    I love Keats!! And this poem is a favorite of mine.

    Also, beautiful photograph!

    Cheers, Chris. :-)

  3. Hard to say whether the poem or the photograph is more beautiful! I've just rediscovered poetry this year and appreciate your thoughts on this one. Autumn is my favorite time of year.

  4. Brenna, Jillian, and JoAnn--

    Thank you so much for stopping by and leaving your thoughts and comments! I am so glad that you all liked the poem, it is one of my faves.

    Jillian, I do think the poem can be read, and interpreted, on several levels; but this is one of those poems where I just sit back and enjoy the poem's imagery and construction and simply marvel.

    I still fondly remember a two-semester course I took in college on the English Romantic poets. It was truly and eye-opening experience. It was also quite humbling as I remember it seemed as though it took me forever to catch on to the 'interpretation' part of it all. Bear in mind that I was a geology major in a class full of English majors, but I hung in there and got an 'A' in the class, both semesters! ;-)

    Again, thanks for your visit! Cheers!

  5. This is the poem that made me fall in love with Keats when I was in school. I just love the way it appeals to the sense of sight, sound, taste and touch. It's a very sensual poems and I always feel rather heady when I read it. I don;t that Keats intended any other meaning besides just describing how much Autumn meant to him. Layers don't seem plausible in this poem...

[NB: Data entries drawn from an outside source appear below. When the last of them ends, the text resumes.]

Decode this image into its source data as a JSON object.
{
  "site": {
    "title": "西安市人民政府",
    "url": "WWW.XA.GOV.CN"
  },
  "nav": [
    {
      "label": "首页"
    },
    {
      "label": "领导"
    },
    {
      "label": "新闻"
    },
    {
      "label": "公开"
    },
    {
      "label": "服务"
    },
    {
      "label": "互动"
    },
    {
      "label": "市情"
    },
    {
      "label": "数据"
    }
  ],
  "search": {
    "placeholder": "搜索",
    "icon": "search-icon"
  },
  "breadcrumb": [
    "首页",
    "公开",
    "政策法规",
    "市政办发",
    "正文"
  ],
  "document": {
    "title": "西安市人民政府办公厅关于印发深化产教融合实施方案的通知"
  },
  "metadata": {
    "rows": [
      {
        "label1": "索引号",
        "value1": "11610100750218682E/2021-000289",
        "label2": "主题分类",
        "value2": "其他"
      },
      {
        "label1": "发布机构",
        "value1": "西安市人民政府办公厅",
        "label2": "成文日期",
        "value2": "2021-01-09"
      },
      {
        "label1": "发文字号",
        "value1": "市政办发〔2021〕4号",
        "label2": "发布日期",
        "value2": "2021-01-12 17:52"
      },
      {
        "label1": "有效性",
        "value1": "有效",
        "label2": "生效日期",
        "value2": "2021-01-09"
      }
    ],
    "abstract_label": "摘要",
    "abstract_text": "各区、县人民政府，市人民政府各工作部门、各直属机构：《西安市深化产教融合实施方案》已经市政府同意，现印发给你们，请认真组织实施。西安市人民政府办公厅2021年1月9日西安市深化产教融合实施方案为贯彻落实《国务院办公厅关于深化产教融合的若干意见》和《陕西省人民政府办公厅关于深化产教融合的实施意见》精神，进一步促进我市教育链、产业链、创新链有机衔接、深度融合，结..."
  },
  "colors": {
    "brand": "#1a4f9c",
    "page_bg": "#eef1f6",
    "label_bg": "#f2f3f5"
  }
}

  6. Risa, I tend to agree with you about not trying to look too deeply into this poem. It may sound cliche, but it is what it is--a beautiful homage to Fall. It is always wonderful to find another fan of Keats' beautiful poetry. Thank you so much for stopping by and leaving a comment. Have a wonderful weekend. Cheers! Chris